* [Description of the task] Scan the entries that follow and copy out every line containing "water".

Start of Records provided

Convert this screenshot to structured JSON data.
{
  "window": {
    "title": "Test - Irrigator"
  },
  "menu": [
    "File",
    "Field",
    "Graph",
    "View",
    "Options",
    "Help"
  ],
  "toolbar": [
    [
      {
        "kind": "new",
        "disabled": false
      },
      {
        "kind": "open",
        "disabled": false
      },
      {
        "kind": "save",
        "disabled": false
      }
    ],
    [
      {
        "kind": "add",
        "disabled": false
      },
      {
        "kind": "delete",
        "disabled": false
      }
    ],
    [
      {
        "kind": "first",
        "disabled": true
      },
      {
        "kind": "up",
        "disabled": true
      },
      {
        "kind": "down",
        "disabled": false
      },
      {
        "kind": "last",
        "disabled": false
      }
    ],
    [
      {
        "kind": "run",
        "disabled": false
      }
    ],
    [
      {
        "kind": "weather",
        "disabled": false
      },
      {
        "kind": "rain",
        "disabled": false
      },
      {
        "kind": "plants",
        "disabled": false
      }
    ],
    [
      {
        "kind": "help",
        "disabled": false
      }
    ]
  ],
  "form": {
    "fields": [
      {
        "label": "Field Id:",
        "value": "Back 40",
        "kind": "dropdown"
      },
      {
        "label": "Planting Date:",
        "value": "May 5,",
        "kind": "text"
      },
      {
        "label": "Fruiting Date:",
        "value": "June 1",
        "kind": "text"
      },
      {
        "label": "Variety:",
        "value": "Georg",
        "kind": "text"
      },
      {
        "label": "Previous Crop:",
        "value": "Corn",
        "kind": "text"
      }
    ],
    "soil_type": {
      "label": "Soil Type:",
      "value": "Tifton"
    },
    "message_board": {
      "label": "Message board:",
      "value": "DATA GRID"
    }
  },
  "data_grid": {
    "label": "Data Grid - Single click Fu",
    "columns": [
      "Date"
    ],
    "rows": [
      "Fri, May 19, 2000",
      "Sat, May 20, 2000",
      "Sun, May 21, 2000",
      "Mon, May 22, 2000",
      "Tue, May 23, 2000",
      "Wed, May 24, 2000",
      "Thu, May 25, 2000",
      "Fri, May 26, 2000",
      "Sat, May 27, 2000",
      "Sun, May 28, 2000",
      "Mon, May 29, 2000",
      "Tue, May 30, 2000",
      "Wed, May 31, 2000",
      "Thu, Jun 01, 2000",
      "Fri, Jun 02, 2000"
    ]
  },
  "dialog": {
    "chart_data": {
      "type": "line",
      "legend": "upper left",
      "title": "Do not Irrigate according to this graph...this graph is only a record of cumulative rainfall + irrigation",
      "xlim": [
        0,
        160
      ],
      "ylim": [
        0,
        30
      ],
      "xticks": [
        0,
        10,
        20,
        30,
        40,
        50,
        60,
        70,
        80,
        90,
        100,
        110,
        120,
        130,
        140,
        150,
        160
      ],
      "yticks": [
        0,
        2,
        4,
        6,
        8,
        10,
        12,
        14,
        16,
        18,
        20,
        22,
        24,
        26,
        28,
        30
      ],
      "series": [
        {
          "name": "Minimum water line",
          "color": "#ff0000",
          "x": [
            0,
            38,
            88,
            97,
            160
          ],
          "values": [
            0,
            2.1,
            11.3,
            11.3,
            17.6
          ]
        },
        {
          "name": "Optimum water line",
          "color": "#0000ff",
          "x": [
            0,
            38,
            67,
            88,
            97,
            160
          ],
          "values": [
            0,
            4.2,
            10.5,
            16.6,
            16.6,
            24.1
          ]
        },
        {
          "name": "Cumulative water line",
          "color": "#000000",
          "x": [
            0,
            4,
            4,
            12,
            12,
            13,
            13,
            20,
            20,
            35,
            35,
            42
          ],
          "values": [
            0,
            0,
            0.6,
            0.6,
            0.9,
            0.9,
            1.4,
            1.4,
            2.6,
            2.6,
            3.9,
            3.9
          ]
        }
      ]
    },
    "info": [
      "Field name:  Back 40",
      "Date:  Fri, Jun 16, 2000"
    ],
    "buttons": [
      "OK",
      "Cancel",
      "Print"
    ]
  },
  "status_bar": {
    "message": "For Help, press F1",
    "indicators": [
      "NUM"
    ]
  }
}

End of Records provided

* [Final answer]
          "name": "Minimum water line",
          "name": "Optimum water line",
          "name": "Cumulative water line",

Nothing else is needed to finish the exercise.